As of July 11, PGI indicated on the basis of 180 of 500 intended new crop samples, 2019 hard red winter wheat was averaging 11.3% in protein (12.3% in 2018) and 60.1 pounds per bushel in test weight (61.1 pounds in 2018). The average grade was No. 1 hard red winter, the same as in 2018.
The Missouri soft red winter wheat harvest was 79% completed by July 7 compared with 52% a week earlier and 88% as the recent five-year average for the date. The Illinois harvest was 74% completed compared with 47% a week earlier and 87% as the average for the date. The Indiana harvest was well under way, “especially for those planning to double crop soybeans,” said the USDA’s Great Lakes Region office. The crop was 48% harvested by July 7 compared with 28% a week earlier and 64% as the five-year average.
“Wheat harvest began in northern Ohio while it continued in southern Ohio,” said the USDA. Combining by July 7 was 29% completed compared with 7% a week earlier and 49% as the average progress for the date. Good progress was made last week, and a forecast drier weather pattern suggested farmers across the southern part of the state will be completing their harvest soon.
Wet weather extending from winter into late spring and early summer and related harvest delays raised concerns over crop quality.
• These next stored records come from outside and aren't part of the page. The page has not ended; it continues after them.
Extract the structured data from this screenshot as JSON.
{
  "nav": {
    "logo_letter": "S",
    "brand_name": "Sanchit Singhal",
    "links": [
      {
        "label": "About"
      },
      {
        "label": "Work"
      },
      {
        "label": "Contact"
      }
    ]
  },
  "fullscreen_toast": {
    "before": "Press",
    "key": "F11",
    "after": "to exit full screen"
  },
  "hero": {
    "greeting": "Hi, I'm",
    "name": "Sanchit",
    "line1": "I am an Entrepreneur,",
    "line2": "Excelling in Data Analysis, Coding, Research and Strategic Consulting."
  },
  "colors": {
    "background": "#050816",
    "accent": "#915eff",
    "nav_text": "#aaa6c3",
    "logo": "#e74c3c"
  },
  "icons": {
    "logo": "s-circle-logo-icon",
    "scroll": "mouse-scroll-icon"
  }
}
An Ohio miller indicated south of Interstate-70, Ohio harvest wheat had good quality with low vomitoxin readings (below 1 part per million), good falling number and test weight. But north of I-70, vomitoxin incidence increased with individual elevators reporting average as high as about 3.5 ppm vomitoxin. Some northern Ohio farmers diligent with regard to managing their crop were able to minimize problem with vomitoxin.
Ohio mills carried adequate supply of old crop wheat into harvest, which should give them time to assess new crop quality and identify best origins.
The North Carolina harvest was 89% completed by July 7 compared with 73% a week earlier and 96% as the five-year average for the date. The Virginia harvest was 91% completed compared with 80% a week earlier and 80% as the five-year average. The Maryland harvest was 80% completed compared with 51% a week earlier. The Tennessee crop was 98% harvested.
“Wheat producers were busy trying to wrap up harvest and start late double-crop soybean planting,” the USDA observed. The Kentucky harvest was 93% completed, and the Arkansas harvest was 98% completed.